What are agricultural drones?


One of the simplest and most common classifications of drones is their division into amateur and professional classes. However, for drones used in agriculture, this kind of classification is not very relevant, since almost all such drones belong to the professional segment. Therefore, most of the UAVs are divided into two large categories, namely fixed-wing drones, that look like small planes, and copters, that use 4 or 8 propellers to fly.


Fixed-wing drones

Fixed-wing drones allow for surveying of large areas over a short period of time. For example, SenseFly eBee SQ can cover an area of about 200 hectares with a resolution of 3 (only visible range of the spectrum) to 12 centimeters (multispectral images). Fixed wing drones are used mainly for working at large farms, since surveying small areas with these devices may prove to be simply unprofitable. In addition, for the take-off and landing of fixed-wing drones, a relatively large “runway” must be provided, which is not always possible for small farms.


eBee SQ drone



Unlike fixed-wing drones, copter-type drones do not require a separate area for take-off and landing and can be started literally “from hand”. In addition, they provide a slightly higher resolution of images and give the operator a much wider flight management capability, which is often very important for performing frequent monitoring of crops.
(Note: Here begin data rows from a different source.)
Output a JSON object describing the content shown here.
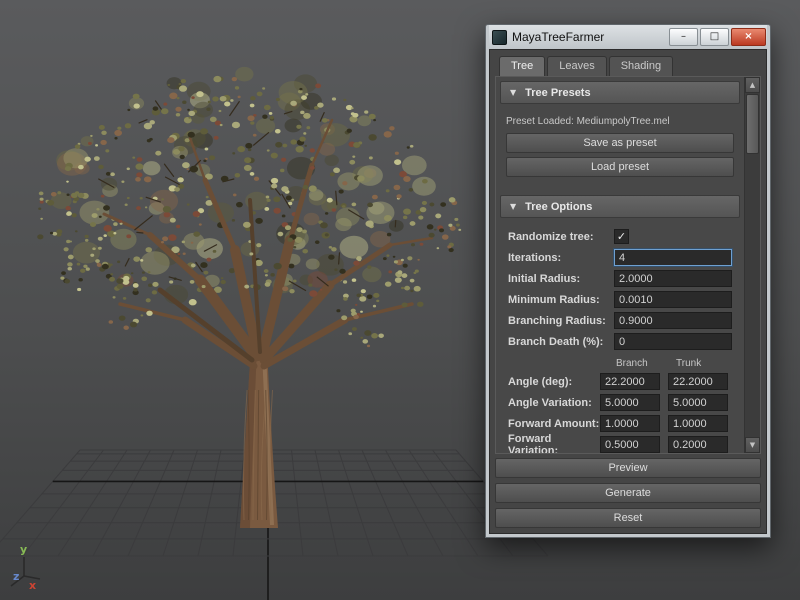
{
  "window": {
    "title": "MayaTreeFarmer",
    "tabs": [
      {
        "label": "Tree"
      },
      {
        "label": "Leaves"
      },
      {
        "label": "Shading"
      }
    ],
    "presets": {
      "title": "Tree Presets",
      "loaded_text": "Preset Loaded: MediumpolyTree.mel",
      "save_button": "Save as preset",
      "load_button": "Load preset"
    },
    "options": {
      "title": "Tree Options",
      "fields": [
        {
          "label": "Randomize tree:",
          "checked": true
        },
        {
          "label": "Iterations:",
          "value": "4"
        },
        {
          "label": "Initial Radius:",
          "value": "2.0000"
        },
        {
          "label": "Minimum Radius:",
          "value": "0.0010"
        },
        {
          "label": "Branching Radius:",
          "value": "0.9000"
        },
        {
          "label": "Branch Death (%):",
          "value": "0"
        }
      ],
      "columns": {
        "branch": "Branch",
        "trunk": "Trunk"
      },
      "dual_fields": [
        {
          "label": "Angle (deg):",
          "branch": "22.2000",
          "trunk": "22.2000"
        },
        {
          "label": "Angle Variation:",
          "branch": "5.0000",
          "trunk": "5.0000"
        },
        {
          "label": "Forward Amount:",
          "branch": "1.0000",
          "trunk": "1.0000"
        },
        {
          "label": "Forward Variation:",
          "branch": "0.5000",
          "trunk": "0.2000"
        }
      ]
    },
    "footer_buttons": [
      {
        "label": "Preview"
      },
      {
        "label": "Generate"
      },
      {
        "label": "Reset"
      }
    ]
  },
  "viewport": {
    "axis": {
      "x": "x",
      "y": "y",
      "z": "z"
    }
  },
  "icons": {
    "collapse_triangle": "▼",
    "checkmark": "✓",
    "scroll_up": "▲",
    "scroll_down": "▼",
    "minimize": "–",
    "maximize": "□",
    "close": "×"
  },
  "colors": {
    "axis_x": "#cc4433",
    "axis_y": "#88bb55",
    "axis_z": "#6688cc",
    "focus_border": "#6fa0d0"
  }
}
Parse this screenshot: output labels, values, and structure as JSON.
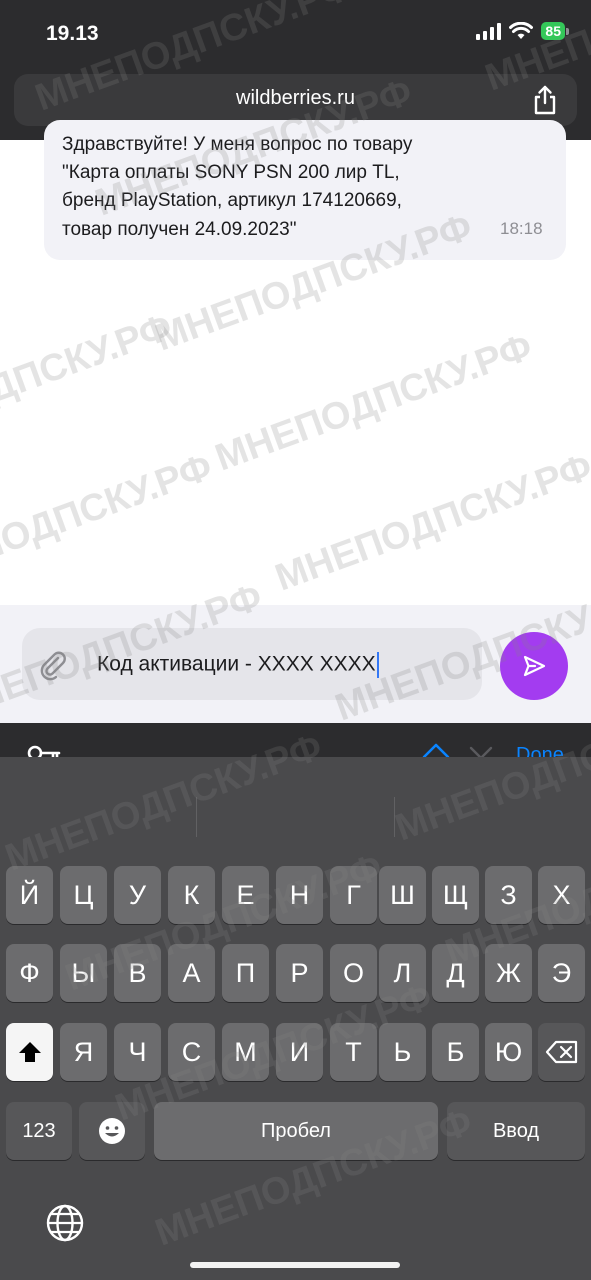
{
  "status_bar": {
    "time": "19.13",
    "battery": "85"
  },
  "browser": {
    "url": "wildberries.ru"
  },
  "chat": {
    "message_lines": [
      "Здравствуйте! У меня вопрос по товару",
      "\"Карта оплаты SONY PSN 200 лир TL,",
      "бренд PlayStation, артикул 174120669,",
      "товар получен 24.09.2023\""
    ],
    "message_time": "18:18"
  },
  "composer": {
    "text": "Код активации - XXXX XXXX"
  },
  "keyboard_toolbar": {
    "done": "Done"
  },
  "keyboard": {
    "row1": [
      "Й",
      "Ц",
      "У",
      "К",
      "Е",
      "Н",
      "Г",
      "Ш",
      "Щ",
      "З",
      "Х"
    ],
    "row2": [
      "Ф",
      "Ы",
      "В",
      "А",
      "П",
      "Р",
      "О",
      "Л",
      "Д",
      "Ж",
      "Э"
    ],
    "row3": [
      "Я",
      "Ч",
      "С",
      "М",
      "И",
      "Т",
      "Ь",
      "Б",
      "Ю"
    ],
    "numbers_key": "123",
    "space_key": "Пробел",
    "return_key": "Ввод"
  },
  "watermark": "МНЕПОДПСКУ.РФ",
  "colors": {
    "send_button": "#a33cf0",
    "done_link": "#0a84ff",
    "battery": "#34c759"
  }
}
For example, the AGBOT drone allows sensing in the infrared, visible, and thermal range of the spectrum.


AGBOT drone

This kind of functionality is achieved thanks to the modular principle of drone construction. While the fixed-wing drones have built-in cameras, the copter-type drones give the option of buying a camera with the required characteristics separately. There are many camera options available today, ranging from modified versions of the Canon S100 and GoPro 4 cameras to specially designed MicaSense RedEdge cameras. Some UAV manufacturers produce separate versions of modified cameras, that allow you to take infrared spectra, or even get NDVI values at once. For example, DJI offers a modified NDVI camera for Phantom 3-4 drones, which is now one of the most popular drone models in the market.

The copter-type drones are becoming more and more popular among agrarians, which is explained by the possibility of more detailed monitoring of crops and the price factor. While the price of drones with a fixed wing is usually several tens of thousands of dollars, using a copter type drone, up to 10 000 dollars is sufficient. For example, DJI offers a “smarter farming kit” for $8 300. It consists of DJI M100 drone, two multispectral cameras, four batteries and special software for crop processing.


Smarter Farming Package by DJI

In case the budget is very limited, it is also quite realistic to assemble a crop monitoring system based on a copter-type drone priced up to $ 1000. To do this, you need to buy some inexpensive Chinese drone with the possibility to install a GoPro camera and the actual GoPro camera modified to sense the NDVI indexes. Such a solution surely will not have the upper hand compared to professional systems, in particular with regard to such parameters as the radius of operation from the control panel, the survey speed and battery life. But at the same time, the results of surveying (and at the end of the day, the decisions made to increase or maintain the yield) may not significantly differ from the results obtained from much more expensive systems. Because often the result determines not the way the survey was performed, but what software and which algorithms the collected data was processed by.

Will look into it in the future.


Header image:  Neil Palmer (CIAT), CC BY-NC-SA 2.0